The Touch ID sensor in the iPhone 5S is one impressive piece of tech.
This capacitive, sapphire crystal-covered fingerprint scanner-cum-home button reads under your skin at a resolution of up to 500ppi. It can store five digits, in an apparently unhackable portion of the 5S' A7 chip.
And what does it use this magical technology for? Unlocking. Oh, and making iTunes purchases. That's like using Deep Blue to work out your remaining holiday allowance.
We have an inkling its full potential will be unlocked, and soon. So go on, Apple, open your Touch ID secrets up to developers, and let's see some of the following…
Use Touch ID to shop in real shops
Combined with tills equipped with Apple's Bluetooth iBeacons tech, Touch ID could negate the need for Apple to embrace the NFC that everyone's barking it should have adopted years ago. iBeacons lets iOS 7 devices talk to low-power Bluetooth 'beacons' dotted about the place, which could be used for various applications, including indoor navigation, serving location-based information (great for museums) and payments. Your phone could hook up to a till, the till could send it the bill, and if all's tickety-boo, you touch your Touch ID sensor to say "yes, I will buy a kilo of kumquats and three fluid ounces of ouzo."
Likelihood-osity: 8/10 Apple needs some form of payment system to rival NFC, and this could be even better.
Use Touch ID to unlock with other body parts
As Ross Presly, Stuff's deputy art editor, suggests, perhaps Touch ID could scan other parts of the body. "If it took a print of my nose I could actually use the phone while I'm wearing gloves".
Likelihood-osity: 3/10 Noses don't have prints. Toes do, mind you.
Allowing different digits to open different iOS profiles
Wouldn't it be cool if iOS could adapt what's made available based on whose digit logs into it, like the LG G2's guest mode? As Marc McLaren, Stuff's production editor, suggests, "When my daughters touch it they could get educational apps and games but not Twitter or the web or my porn collection." And perhaps their fingerprints wouldn't have sufficient rights to buy new episodes of Postman Pat on iTunes, either.
Esat Dedezade, staff writer, reckons, "If you could set up a different profile for different fingers of your own, you could adapt the phone's behaviour with a touch. So middle finger might be meeting mode, which silences ringtones, notifications and the like."
Likelihood-osity: 5/10 iOS would need an overhaul to make any of this happen. And it's only just had one, hasn't it.
Using Touch ID as a booze monitor
Stuff deputy editor Tom Wiggins posits, "How about an app that detects how drunk you are based on the alcohol seeping out of your fingertips? If you're too pissed it prevents you from using social media."
Likelihood-osity: 1/10 It doesn't work like that. Sadly.
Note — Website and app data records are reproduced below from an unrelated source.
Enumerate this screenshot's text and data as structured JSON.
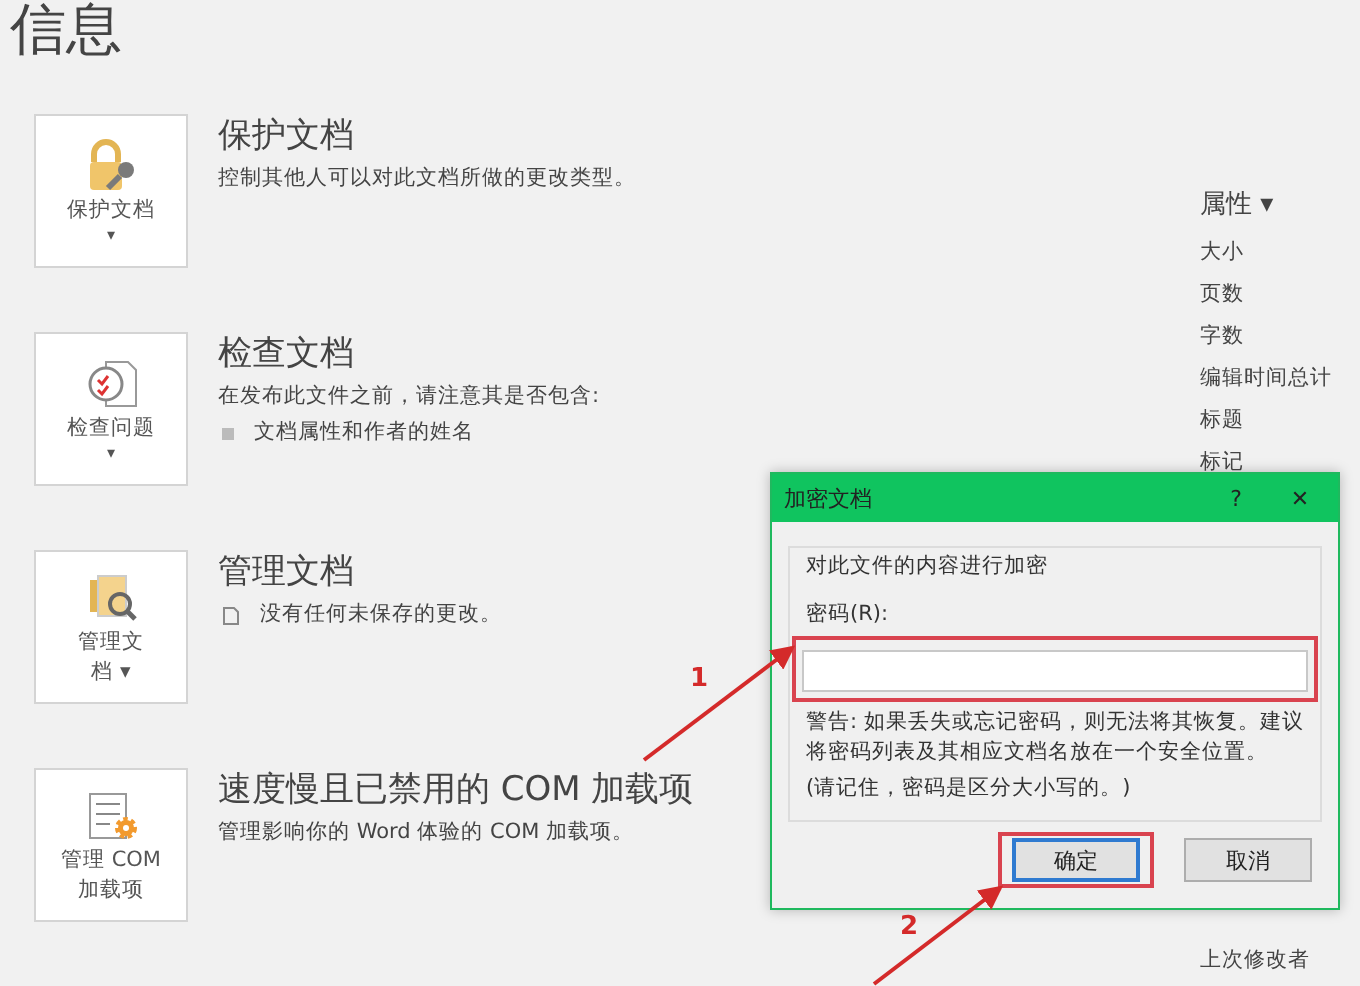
{
  "page_title": "信息",
  "sections": [
    {
      "kind": "protect",
      "button_lines": [
        "保护文档"
      ],
      "caret": "▾",
      "heading": "保护文档",
      "description": "控制其他人可以对此文档所做的更改类型。"
    },
    {
      "kind": "inspect",
      "button_lines": [
        "检查问题"
      ],
      "caret": "▾",
      "heading": "检查文档",
      "description": "在发布此文件之前，请注意其是否包含:",
      "bullets": [
        "文档属性和作者的姓名"
      ]
    },
    {
      "kind": "manage",
      "button_lines": [
        "管理文",
        "档 ▾"
      ],
      "heading": "管理文档",
      "note": "没有任何未保存的更改。"
    },
    {
      "kind": "com",
      "button_lines": [
        "管理 COM",
        "加载项"
      ],
      "heading": "速度慢且已禁用的 COM 加载项",
      "description": "管理影响你的 Word 体验的 COM 加载项。"
    }
  ],
  "properties": {
    "heading": "属性 ▾",
    "items": [
      "大小",
      "页数",
      "字数",
      "编辑时间总计",
      "标题",
      "标记"
    ],
    "last_item": "上次修改者"
  },
  "dialog": {
    "title": "加密文档",
    "help": "?",
    "close": "✕",
    "group_caption": "对此文件的内容进行加密",
    "field_label": "密码(R):",
    "warning": "警告: 如果丢失或忘记密码，则无法将其恢复。建议将密码列表及其相应文档名放在一个安全位置。",
    "reminder": "(请记住，密码是区分大小写的。)",
    "buttons": [
      {
        "label": "确定",
        "selected": true
      },
      {
        "label": "取消",
        "selected": false
      }
    ]
  },
  "annotations": [
    {
      "label": "1"
    },
    {
      "label": "2"
    }
  ]
}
Use it for web authentication
One sensible use of Touch ID would be for it to securely access any passwords you have stored away, like Mac OS X's keychain or apps such as 1Password. "You could use it to sign into online banking and a range of other websites and services, like Amazon and eBay", says Lucy Hedges.
Likelihood-osity: 9/10 We bet 1Password's developers are chomping at the bit to make this a possibility.
Different digits = different apps
If you could assign different apps to different digits, using an iPhone could become faster still. Index finger for phone dialling, little finger for Spotify, and as Simon Osborne-Walker, editor of Stuff magazine suggests, "I'd have a finger on each hand (guess which) that automatically tweets to South West or Southern trains respectively to tell them they're useless, while simultaneously sending a text to my wife that the train's running late."
Likelihood-osity: 7/10 An app per finger should be simple enough… though Simon's suggestion would take some extra development time.
Multi-tap text input
Says Will Dunn, Stuff's news editor, "If it was quick enough to recognise multiple taps from different fingers, it could be used for a new and hugely inefficient typing system."
Likelihood-osity: 4/10 Typing is probably out, but we guess setting actions based on combinations of taps isn't beyond the realms of possibility.
Controlling the connected home
Touch ID could be used to add an extra layer of much-needed security to the burgeoning automated home. Imagine being able to unlock your front door and deactivate your home's alarm with a touch. Or as Esat Dedezade suggests, "maybe it could even unlock or start your car."
Likelihood-osity: 8/10 If Apple has a way of giving apps access to Touch ID without actively sharing your fingerprints, this is all theoretically possible: Unikey's Kevo deadbolt is unlockable via iPhone, Philips Hue bulbs are already controlled via app, and you can even toot rental ZipCars' horns with their app.
This little piggy…
Stephen Graves, Stuff.tv's deputy editor, would like to see a developer take up the mantle by creating a nursery rhyme app. Thumb: "This little piggy went to market." Forefinger: "This little piggy stayed at home". Etc.
Likelihood-osity: 6/10 Who knows what will be possible when Apple puts Touch ID in the iOS dev kit?